◆ PROBLEM
Would you copy out each line of the records below that includes the word "JSON"?

◆ SOURCE DATA

=== Section Start ===

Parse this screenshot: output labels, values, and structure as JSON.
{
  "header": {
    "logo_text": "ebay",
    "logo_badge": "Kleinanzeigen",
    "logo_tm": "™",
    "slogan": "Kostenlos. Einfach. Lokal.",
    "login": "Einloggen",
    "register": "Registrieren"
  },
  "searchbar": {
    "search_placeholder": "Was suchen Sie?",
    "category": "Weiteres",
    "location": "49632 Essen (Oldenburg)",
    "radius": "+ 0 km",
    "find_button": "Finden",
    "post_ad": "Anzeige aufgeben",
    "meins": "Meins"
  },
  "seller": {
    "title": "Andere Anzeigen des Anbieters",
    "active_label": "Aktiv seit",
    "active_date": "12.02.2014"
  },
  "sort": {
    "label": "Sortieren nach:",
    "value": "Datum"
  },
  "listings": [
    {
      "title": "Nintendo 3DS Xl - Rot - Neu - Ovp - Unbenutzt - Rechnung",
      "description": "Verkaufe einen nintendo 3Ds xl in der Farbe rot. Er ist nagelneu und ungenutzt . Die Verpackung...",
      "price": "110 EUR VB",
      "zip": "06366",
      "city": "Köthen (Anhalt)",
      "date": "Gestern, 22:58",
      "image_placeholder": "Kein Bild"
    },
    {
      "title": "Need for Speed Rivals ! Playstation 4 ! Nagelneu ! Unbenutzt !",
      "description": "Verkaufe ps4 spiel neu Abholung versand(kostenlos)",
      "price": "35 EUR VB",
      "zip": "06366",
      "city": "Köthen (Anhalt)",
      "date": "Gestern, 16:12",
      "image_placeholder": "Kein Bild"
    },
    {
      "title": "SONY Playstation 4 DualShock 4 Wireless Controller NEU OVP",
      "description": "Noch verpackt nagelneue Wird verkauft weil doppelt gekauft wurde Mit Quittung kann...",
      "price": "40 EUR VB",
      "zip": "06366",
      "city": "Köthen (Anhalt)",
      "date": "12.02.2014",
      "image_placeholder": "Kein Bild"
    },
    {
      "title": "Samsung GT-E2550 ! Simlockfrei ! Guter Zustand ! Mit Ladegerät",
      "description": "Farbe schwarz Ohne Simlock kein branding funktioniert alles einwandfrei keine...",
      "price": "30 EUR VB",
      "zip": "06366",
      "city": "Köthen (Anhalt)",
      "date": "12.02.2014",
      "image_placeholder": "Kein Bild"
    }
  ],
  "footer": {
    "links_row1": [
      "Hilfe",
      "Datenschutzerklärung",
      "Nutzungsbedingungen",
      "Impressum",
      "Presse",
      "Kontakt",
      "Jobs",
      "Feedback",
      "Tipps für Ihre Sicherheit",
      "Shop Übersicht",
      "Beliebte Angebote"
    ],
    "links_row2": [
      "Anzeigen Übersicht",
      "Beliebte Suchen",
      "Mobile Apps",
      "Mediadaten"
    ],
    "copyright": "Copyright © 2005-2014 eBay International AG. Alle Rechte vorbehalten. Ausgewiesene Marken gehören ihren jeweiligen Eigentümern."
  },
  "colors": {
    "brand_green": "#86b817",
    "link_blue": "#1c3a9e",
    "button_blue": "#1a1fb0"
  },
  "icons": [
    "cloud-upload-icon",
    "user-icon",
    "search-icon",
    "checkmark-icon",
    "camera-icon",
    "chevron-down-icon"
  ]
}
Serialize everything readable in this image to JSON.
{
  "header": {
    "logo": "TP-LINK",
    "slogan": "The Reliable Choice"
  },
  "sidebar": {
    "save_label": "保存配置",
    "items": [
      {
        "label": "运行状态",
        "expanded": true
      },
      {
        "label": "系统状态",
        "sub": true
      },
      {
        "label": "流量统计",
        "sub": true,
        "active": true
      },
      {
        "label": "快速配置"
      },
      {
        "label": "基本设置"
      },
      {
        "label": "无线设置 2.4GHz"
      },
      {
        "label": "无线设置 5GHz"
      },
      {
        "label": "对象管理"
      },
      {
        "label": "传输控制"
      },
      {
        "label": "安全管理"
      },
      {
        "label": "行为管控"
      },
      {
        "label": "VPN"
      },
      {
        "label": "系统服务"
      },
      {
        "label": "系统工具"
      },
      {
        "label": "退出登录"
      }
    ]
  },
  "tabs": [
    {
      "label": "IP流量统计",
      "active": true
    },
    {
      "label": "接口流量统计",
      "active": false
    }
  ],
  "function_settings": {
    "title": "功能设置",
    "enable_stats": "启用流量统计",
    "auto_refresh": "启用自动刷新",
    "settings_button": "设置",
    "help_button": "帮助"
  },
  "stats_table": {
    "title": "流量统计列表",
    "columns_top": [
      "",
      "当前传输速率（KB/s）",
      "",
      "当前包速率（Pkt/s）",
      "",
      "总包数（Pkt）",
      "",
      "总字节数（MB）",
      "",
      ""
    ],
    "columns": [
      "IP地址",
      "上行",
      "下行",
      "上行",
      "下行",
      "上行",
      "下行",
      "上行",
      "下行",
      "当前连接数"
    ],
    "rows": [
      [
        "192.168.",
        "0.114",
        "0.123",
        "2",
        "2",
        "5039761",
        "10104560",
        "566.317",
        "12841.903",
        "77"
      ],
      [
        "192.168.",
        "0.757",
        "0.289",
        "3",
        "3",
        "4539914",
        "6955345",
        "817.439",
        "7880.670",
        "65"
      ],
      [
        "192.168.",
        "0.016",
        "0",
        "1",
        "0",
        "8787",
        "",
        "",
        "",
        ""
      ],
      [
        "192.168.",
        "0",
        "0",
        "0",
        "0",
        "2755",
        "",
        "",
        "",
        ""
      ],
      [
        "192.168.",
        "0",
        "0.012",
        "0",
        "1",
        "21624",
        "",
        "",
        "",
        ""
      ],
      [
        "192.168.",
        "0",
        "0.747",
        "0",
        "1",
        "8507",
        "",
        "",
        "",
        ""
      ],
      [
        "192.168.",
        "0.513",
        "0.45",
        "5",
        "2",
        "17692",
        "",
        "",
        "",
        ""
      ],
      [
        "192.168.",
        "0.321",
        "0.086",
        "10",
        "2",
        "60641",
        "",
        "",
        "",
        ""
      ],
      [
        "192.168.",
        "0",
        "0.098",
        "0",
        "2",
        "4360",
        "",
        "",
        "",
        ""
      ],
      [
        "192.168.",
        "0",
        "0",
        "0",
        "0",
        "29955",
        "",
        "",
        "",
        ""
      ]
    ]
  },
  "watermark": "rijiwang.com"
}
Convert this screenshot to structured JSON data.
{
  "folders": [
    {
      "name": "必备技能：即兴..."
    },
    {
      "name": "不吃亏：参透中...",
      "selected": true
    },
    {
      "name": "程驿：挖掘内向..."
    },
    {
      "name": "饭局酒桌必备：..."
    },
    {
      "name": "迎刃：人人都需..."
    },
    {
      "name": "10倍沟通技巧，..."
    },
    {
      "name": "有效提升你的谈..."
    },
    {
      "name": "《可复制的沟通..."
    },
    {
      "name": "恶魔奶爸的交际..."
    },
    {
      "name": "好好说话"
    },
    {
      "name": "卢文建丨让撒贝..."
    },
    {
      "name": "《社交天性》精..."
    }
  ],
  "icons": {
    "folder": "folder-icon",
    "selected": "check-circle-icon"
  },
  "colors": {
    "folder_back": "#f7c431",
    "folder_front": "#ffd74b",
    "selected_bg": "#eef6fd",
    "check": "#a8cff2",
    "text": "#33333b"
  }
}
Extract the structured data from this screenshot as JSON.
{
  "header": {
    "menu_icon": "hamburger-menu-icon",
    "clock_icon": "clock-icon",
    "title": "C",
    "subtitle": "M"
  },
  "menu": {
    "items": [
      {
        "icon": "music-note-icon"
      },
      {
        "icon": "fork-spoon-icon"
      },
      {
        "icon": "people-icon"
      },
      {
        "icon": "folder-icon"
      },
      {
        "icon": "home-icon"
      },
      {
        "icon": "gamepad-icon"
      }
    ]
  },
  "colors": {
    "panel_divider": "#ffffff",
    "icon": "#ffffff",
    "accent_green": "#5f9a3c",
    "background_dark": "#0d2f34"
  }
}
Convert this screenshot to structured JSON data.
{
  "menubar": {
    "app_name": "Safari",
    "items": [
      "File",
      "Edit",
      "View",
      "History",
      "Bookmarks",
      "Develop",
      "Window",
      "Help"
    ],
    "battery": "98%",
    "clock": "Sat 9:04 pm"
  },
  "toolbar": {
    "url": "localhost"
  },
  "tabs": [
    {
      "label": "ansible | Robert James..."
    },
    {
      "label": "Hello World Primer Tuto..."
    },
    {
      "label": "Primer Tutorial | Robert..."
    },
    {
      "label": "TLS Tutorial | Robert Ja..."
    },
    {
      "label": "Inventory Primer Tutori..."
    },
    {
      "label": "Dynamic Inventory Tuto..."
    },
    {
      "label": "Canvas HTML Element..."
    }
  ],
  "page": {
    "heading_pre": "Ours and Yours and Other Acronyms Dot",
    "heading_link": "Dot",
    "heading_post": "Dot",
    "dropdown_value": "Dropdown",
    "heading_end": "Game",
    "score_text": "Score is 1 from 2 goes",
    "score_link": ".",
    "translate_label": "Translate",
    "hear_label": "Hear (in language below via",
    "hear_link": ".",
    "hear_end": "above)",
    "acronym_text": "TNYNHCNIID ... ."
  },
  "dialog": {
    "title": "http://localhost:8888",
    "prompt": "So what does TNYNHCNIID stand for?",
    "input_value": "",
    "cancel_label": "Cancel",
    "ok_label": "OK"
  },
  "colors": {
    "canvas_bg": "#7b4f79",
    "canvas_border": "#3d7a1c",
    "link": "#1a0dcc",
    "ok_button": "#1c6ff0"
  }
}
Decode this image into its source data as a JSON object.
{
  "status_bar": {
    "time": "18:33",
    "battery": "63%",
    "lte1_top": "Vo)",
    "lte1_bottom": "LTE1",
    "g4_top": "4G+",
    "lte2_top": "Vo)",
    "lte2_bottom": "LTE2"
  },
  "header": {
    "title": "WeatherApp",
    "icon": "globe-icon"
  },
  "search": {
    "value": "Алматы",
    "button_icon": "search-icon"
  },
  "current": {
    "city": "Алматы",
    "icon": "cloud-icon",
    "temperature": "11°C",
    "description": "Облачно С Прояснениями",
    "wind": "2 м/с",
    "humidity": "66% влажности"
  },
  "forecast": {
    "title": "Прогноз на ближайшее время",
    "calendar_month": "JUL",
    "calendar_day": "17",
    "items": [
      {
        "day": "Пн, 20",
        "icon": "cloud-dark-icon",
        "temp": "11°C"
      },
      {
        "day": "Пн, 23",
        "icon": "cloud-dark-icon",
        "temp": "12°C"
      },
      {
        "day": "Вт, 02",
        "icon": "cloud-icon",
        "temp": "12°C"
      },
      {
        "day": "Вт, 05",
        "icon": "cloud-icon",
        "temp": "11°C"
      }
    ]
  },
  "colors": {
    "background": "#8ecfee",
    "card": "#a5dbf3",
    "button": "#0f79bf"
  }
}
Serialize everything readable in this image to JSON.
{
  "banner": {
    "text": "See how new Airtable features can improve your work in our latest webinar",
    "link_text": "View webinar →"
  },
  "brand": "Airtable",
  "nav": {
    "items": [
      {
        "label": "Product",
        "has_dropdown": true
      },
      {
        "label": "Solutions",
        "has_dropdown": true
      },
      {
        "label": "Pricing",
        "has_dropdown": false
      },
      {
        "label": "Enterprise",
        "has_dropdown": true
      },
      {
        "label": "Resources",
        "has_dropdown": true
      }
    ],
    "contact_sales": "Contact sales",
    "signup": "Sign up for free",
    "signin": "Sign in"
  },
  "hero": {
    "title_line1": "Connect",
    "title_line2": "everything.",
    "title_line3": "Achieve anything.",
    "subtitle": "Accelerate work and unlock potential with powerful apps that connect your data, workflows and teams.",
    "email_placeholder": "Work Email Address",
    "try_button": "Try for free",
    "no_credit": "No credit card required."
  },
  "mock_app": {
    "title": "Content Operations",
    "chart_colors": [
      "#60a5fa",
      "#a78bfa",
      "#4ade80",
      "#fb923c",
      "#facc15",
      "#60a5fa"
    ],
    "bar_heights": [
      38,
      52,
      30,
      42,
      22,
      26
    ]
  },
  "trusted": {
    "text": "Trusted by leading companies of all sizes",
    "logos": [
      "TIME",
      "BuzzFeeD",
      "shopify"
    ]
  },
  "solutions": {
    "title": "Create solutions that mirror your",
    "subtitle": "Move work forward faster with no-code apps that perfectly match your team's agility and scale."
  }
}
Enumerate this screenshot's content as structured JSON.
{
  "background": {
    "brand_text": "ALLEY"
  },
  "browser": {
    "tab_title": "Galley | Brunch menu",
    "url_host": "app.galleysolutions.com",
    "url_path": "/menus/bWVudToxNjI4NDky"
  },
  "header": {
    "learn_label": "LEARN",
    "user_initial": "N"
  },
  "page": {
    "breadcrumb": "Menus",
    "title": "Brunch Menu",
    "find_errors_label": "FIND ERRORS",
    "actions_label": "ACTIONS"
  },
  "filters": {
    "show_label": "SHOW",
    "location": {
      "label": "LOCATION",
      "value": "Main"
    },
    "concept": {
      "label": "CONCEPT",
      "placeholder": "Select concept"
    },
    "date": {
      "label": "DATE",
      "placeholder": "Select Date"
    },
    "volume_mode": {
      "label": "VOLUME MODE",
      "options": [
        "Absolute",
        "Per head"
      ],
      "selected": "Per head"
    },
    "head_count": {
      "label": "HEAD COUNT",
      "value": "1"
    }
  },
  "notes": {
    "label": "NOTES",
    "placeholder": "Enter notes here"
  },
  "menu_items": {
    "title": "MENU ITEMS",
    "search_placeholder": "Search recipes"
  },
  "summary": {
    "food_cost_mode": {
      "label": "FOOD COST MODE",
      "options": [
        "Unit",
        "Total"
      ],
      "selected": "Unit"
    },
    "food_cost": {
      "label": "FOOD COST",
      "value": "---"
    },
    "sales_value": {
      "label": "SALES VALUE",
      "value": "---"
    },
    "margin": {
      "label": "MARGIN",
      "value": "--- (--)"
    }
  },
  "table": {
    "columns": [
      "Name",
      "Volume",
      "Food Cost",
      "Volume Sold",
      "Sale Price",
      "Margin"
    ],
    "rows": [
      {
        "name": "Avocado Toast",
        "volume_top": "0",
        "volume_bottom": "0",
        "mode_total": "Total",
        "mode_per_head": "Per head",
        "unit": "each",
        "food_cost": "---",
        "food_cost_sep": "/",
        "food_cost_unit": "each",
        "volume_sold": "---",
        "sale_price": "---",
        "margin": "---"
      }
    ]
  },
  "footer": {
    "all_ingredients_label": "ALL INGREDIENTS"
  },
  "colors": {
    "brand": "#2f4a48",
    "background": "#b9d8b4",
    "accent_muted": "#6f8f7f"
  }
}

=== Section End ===

◆ SOLVED EXERCISE
Parse this screenshot: output labels, values, and structure as JSON.
Serialize everything readable in this image to JSON.
Convert this screenshot to structured JSON data.
Extract the structured data from this screenshot as JSON.
Convert this screenshot to structured JSON data.
Decode this image into its source data as a JSON object.
Serialize everything readable in this image to JSON.
Enumerate this screenshot's content as structured JSON.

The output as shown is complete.